If you're caring for someone who's no longer safe behind the wheel, and you've tried talking to him and getting backup but he still refuses to stop driving, it's time for some last-resort tactics.
Contact the Department of Motor Vehicles
Call your state Department of Motor Vehicles and find out how to file an unsafe driver report, as rules vary from state to state. Your letter should include your reasons for making the complaint (be as specific as possible) and information about how authorities can contact the senior driver. Police officers and physicians can also file unsafe driver reports.
What the DMV will do
After receiving a complaint, the state agency will contact the driver and request a medical evaluation. A driving test may also be required. Depending on the findings, his license may be restricted or revoked altogether.
Will the person know it was you who reported him?
Some states keep the identity of the person who files the report secret; others do not. If your state doesn't, remember that it's better to have an angry older adult or family member than an injured one.
What if he keeps on driving?

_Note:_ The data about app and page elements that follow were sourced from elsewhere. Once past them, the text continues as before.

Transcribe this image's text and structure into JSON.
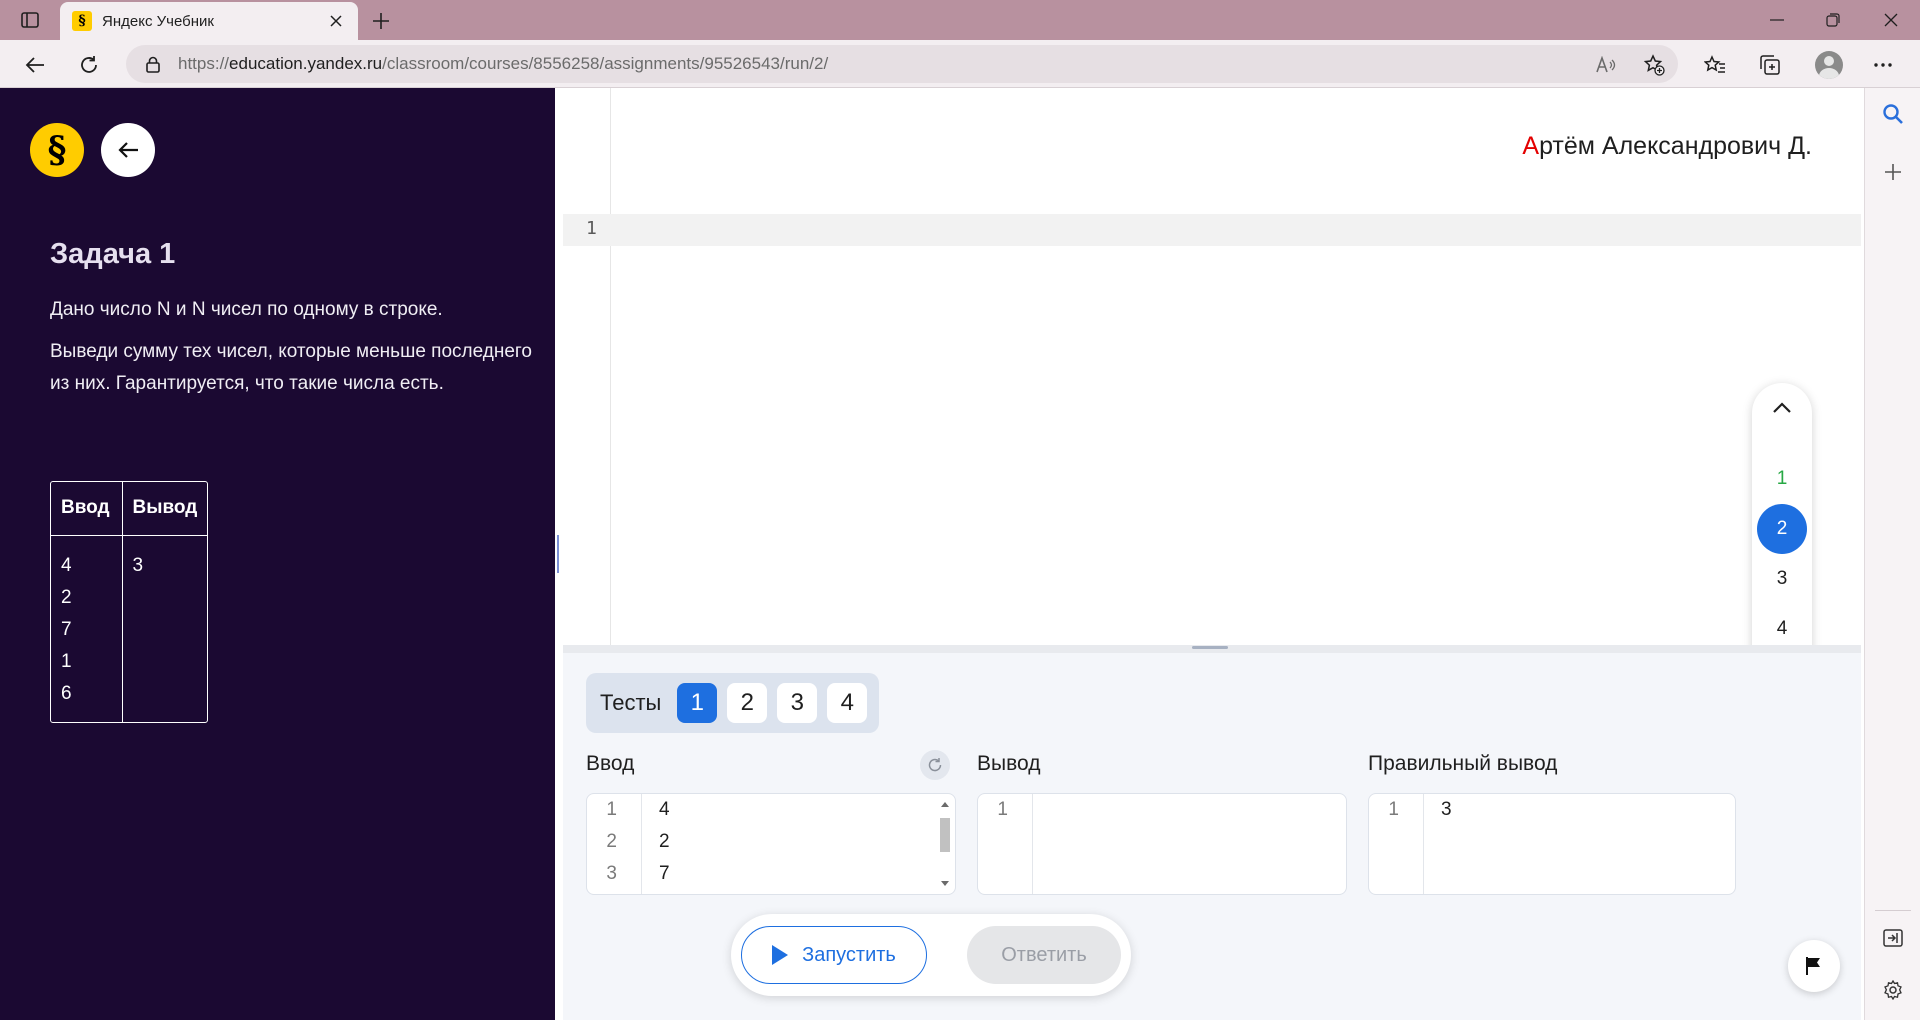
{
  "browser": {
    "tab_title": "Яндекс Учебник",
    "url_scheme": "https://",
    "url_host": "education.yandex.ru",
    "url_path": "/classroom/courses/8556258/assignments/95526543/run/2/"
  },
  "task": {
    "title": "Задача 1",
    "paragraphs": [
      "Дано число N и N чисел по одному в строке.",
      "Выведи сумму тех чисел, которые меньше последнего из них. Гарантируется, что такие числа есть."
    ],
    "example": {
      "input_header": "Ввод",
      "output_header": "Вывод",
      "input_lines": [
        "4",
        "2",
        "7",
        "1",
        "6"
      ],
      "output_lines": [
        "3"
      ]
    }
  },
  "editor": {
    "student_first_letter": "А",
    "student_rest": "ртём Александрович Д.",
    "line_number": "1"
  },
  "task_nav": {
    "items": [
      "1",
      "2",
      "3",
      "4"
    ],
    "active_index": 1,
    "done_index": 0
  },
  "tests": {
    "label": "Тесты",
    "tabs": [
      "1",
      "2",
      "3",
      "4"
    ],
    "active_index": 0,
    "input_title": "Ввод",
    "output_title": "Вывод",
    "expected_title": "Правильный вывод",
    "input_lines": [
      "4",
      "2",
      "7"
    ],
    "input_numbers": [
      "1",
      "2",
      "3"
    ],
    "output_numbers": [
      "1"
    ],
    "expected_numbers": [
      "1"
    ],
    "expected_lines": [
      "3"
    ]
  },
  "actions": {
    "run_label": "Запустить",
    "answer_label": "Ответить"
  },
  "colors": {
    "sidebar_bg": "#1b0932",
    "accent_blue": "#1e6fe0",
    "logo_yellow": "#ffcc00",
    "done_green": "#27a844"
  }
}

With luck, he'll accept the reality that he can no longer drive -- if not when you talk to him about it, then after his physician raises the issue or his license is pulled by the DMV. But some older adults do insist on continuing to drive, with or without a license, either because their reason is clouded by dementia or out of sheer stubbornness.
Taking more drastic measures

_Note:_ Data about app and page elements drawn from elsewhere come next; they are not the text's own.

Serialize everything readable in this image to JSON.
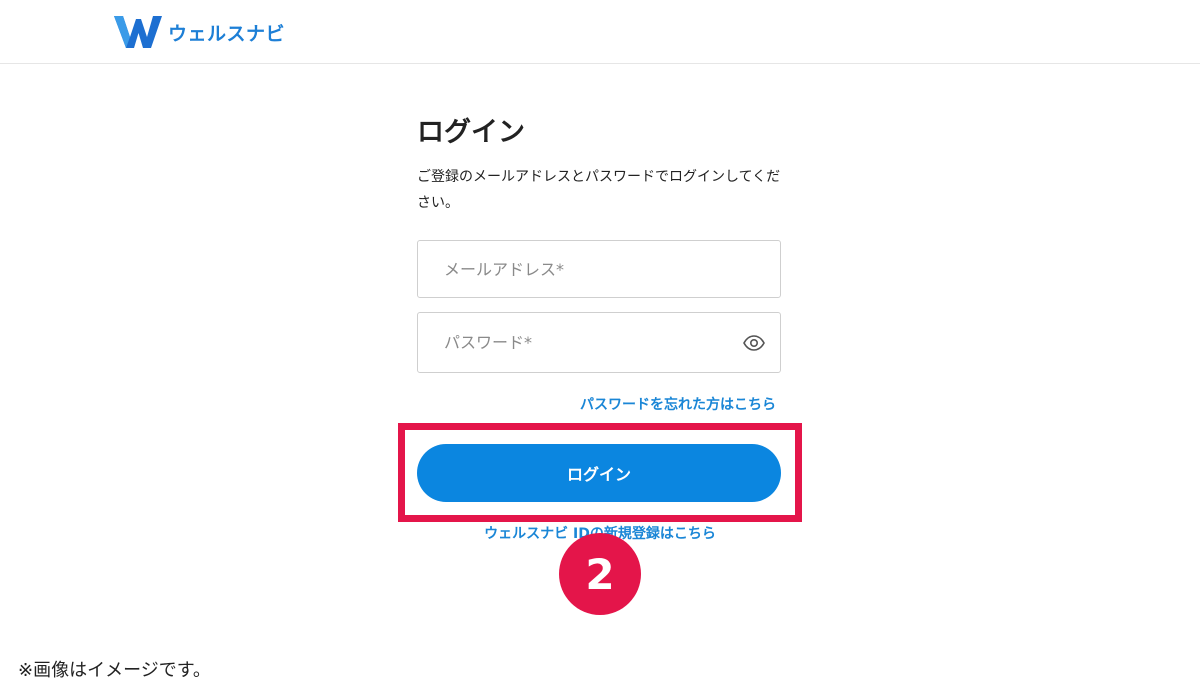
{
  "header": {
    "logo_text": "ウェルスナビ",
    "brand_color": "#1d7fd6"
  },
  "login": {
    "title": "ログイン",
    "description": "ご登録のメールアドレスとパスワードでログインしてください。",
    "email_placeholder": "メールアドレス*",
    "password_placeholder": "パスワード*",
    "eye_icon": "eye-icon",
    "forgot_link": "パスワードを忘れた方はこちら",
    "submit_label": "ログイン",
    "register_link": "ウェルスナビ IDの新規登録はこちら",
    "button_color": "#0b86e0",
    "link_color": "#1a86d6"
  },
  "annotation": {
    "step_number": "2",
    "highlight_color": "#e4154a"
  },
  "footer": {
    "note": "※画像はイメージです。"
  }
}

If you find yourself in this situation, you may have to take his car away, hide the car keys, or disable the vehicle so it cannot be driven. Obviously, these are extreme measures that should only be used if all else fails and there's no other way to protect his safety and the safety of passengers, other drivers, and pedestrians.